Annually, the Institute has held a morning gathering for women to learn of new developments thanks to its efforts and leadership.
On Monday, February 26, the Dallas Country Club was filled to the brim for a morning coffee to hear speakers on the unusual topic of “What’s a Telomere Got To Do With It?” underwritten by Lana Andrews, Lee Ann White, PlainsCapital Bank and Andrews Distributing. Unfortunately, Laura wasn’t able to make the gathering. She was in Charlotte, North Carolina, with her husband paying respects to the late Billy Graham as he lay in repose.
While the very word “telomere” might have been off putting for some, it wasn’t for this crowd including Co-Chairs Jeanne Tower Cox and Jan Rees-Jones, Debbie Francis, Meredith Land, Diana Strauss, Diane Scovell, Lisa Troutt, Tiffany Divis, Alexa Conomos, Laura Miller, Lisa Cooley, Laura McClung, Priscilla Garcia, Amy Ananian, Carol Seay, Barbara Stuart and Lydia Novakov.
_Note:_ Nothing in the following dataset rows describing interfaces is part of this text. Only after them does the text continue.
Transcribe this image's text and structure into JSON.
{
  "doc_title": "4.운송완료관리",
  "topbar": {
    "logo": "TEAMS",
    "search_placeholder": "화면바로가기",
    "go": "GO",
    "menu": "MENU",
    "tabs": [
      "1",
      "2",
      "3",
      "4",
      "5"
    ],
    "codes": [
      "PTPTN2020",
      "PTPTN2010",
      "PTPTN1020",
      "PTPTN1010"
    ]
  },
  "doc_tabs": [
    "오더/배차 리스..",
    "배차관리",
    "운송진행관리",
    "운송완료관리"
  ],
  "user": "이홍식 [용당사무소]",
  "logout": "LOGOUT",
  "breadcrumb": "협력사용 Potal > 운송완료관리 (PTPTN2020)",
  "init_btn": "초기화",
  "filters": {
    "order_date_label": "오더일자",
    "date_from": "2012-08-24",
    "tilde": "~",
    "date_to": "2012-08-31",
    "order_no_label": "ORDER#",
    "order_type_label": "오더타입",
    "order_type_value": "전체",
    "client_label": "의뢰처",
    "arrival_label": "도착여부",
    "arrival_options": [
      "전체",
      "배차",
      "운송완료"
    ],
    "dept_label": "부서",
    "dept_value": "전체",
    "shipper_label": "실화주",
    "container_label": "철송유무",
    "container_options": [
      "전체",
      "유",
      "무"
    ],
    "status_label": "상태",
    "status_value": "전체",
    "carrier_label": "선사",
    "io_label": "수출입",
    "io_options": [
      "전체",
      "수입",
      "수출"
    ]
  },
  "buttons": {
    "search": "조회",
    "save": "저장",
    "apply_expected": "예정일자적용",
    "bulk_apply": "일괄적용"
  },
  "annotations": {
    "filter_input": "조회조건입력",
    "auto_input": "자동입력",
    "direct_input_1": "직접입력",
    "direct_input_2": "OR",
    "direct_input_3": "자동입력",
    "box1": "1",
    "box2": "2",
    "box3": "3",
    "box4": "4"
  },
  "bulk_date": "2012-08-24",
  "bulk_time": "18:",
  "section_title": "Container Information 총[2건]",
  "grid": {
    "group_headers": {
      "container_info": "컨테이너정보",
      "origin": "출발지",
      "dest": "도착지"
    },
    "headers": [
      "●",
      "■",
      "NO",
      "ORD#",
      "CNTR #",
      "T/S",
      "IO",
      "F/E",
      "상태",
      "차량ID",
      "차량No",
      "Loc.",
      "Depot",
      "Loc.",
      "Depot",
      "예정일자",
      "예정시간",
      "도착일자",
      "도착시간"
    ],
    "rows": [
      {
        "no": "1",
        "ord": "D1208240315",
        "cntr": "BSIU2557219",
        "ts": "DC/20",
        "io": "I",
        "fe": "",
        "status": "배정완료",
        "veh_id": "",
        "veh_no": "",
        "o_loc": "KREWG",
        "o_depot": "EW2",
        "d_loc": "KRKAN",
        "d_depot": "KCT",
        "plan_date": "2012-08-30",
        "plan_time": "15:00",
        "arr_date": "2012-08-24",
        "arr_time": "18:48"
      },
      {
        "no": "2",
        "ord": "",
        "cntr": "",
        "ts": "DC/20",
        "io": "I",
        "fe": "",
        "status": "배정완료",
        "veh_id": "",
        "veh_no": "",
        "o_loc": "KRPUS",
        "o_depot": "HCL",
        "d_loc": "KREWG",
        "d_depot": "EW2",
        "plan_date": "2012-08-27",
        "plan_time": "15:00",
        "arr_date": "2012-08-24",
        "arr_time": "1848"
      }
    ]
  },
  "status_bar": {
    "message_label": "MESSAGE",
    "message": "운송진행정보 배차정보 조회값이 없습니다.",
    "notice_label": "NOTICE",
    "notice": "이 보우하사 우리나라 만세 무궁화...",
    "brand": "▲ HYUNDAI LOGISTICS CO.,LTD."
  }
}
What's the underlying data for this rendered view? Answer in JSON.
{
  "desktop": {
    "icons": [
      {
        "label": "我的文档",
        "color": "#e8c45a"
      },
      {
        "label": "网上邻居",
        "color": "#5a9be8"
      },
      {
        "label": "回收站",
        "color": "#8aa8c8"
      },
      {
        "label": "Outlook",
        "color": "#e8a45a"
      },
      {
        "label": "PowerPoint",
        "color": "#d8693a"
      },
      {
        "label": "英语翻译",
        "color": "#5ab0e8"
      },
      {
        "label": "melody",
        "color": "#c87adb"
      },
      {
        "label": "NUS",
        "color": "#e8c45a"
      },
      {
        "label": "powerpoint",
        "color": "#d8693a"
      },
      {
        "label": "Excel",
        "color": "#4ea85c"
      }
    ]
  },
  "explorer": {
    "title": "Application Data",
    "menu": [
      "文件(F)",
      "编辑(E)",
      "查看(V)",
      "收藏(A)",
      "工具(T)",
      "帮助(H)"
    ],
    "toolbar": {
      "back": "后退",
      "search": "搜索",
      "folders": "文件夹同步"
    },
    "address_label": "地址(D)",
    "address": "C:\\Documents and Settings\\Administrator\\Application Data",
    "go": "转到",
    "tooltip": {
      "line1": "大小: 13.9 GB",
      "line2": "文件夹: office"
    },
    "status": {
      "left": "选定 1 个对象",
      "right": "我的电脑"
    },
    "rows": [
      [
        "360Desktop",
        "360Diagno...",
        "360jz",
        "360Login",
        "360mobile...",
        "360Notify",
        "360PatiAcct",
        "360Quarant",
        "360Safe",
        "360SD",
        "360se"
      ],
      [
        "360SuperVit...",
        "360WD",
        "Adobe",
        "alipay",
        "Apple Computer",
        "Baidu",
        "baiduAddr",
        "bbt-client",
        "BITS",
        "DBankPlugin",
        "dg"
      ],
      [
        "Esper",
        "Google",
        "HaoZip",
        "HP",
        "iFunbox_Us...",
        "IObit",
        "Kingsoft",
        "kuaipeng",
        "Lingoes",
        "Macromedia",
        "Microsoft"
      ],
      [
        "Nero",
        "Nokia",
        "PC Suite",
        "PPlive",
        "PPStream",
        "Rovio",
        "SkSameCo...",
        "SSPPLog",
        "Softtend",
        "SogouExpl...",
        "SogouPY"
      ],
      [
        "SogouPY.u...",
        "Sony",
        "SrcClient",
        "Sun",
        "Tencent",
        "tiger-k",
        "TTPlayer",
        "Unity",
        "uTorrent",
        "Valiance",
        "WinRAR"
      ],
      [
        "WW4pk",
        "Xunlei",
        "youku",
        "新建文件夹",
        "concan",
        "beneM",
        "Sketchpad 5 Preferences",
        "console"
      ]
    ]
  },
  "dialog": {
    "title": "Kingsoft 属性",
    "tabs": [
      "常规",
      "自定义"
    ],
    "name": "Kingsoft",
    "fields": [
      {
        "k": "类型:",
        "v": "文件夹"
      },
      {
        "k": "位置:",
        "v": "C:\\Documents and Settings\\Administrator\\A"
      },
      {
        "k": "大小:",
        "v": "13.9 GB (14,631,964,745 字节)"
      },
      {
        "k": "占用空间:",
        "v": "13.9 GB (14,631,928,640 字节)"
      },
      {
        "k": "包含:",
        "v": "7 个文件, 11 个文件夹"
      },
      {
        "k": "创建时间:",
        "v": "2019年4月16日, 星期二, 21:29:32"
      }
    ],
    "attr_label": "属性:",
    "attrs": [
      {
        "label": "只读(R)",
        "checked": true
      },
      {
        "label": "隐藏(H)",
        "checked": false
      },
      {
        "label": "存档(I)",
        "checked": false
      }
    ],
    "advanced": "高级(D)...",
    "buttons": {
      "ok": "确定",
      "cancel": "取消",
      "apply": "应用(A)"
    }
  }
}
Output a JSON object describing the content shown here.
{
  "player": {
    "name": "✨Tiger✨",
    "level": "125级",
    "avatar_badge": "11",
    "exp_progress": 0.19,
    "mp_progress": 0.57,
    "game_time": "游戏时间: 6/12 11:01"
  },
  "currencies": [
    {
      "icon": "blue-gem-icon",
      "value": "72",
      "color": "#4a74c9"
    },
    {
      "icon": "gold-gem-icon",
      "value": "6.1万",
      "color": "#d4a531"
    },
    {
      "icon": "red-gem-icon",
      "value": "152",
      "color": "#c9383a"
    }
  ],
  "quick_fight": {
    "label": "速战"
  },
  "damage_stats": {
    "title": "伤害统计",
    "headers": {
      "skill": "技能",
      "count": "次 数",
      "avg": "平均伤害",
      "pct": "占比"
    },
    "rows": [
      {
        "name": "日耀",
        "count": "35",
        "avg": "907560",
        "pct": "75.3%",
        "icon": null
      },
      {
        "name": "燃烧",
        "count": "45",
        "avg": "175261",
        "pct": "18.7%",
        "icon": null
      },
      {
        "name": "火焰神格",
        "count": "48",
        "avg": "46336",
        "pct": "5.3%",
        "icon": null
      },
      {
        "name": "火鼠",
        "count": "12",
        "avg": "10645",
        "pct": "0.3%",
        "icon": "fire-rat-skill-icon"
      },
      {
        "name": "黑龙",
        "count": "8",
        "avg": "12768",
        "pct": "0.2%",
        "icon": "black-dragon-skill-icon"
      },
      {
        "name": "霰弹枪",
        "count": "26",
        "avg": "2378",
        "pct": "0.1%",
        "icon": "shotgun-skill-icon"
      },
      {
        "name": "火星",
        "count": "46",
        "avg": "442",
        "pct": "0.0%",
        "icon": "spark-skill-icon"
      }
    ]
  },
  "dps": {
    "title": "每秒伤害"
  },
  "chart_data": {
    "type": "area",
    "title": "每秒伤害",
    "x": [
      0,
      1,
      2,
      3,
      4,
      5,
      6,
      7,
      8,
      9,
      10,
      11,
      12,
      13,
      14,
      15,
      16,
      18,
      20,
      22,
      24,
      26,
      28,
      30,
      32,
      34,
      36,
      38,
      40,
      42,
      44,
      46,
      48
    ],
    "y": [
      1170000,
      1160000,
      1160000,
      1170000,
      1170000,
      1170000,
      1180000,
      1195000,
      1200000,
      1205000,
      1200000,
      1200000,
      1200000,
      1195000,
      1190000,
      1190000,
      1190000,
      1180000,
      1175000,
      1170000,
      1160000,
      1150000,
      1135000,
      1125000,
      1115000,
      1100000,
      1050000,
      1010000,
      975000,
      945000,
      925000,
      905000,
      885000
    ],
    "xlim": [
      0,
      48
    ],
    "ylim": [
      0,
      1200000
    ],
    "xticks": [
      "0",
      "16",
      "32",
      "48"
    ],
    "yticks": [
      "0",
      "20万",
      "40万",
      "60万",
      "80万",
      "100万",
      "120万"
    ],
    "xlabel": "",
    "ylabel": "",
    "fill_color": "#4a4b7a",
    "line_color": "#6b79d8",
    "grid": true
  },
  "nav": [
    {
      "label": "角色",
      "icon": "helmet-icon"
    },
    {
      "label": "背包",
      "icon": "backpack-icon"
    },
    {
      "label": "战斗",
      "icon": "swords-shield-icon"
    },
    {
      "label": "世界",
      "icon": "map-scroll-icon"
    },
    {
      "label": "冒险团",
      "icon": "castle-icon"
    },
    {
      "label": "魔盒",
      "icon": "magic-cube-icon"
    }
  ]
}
Thanks to moderator Texas Tech VP for Health Policy and Special Health Program Dr. Cynthia Jumper and guest speakers Texas Tech Dean of the Graduate School of Biomedical Sciences/Professor Dr. Brandt Schneider and New York Times best-selling author of “The Telomere Effect” Dr. Elissa Epel, they learned about the about the link between DNA, health, lifestyle, stress and nutrition. Telomeres are officially defined as compound structures at the end of a chromosome like the cap on a shoelace.
From childhood through maturity, the telomeres of one’s DNA reflect well-being. Without them, DNA strands become damaged and our cells can’t do their job As we age, they decline, but that process can be slowed and regeneration is possible, thus reversing damage and slowing the aging process itself.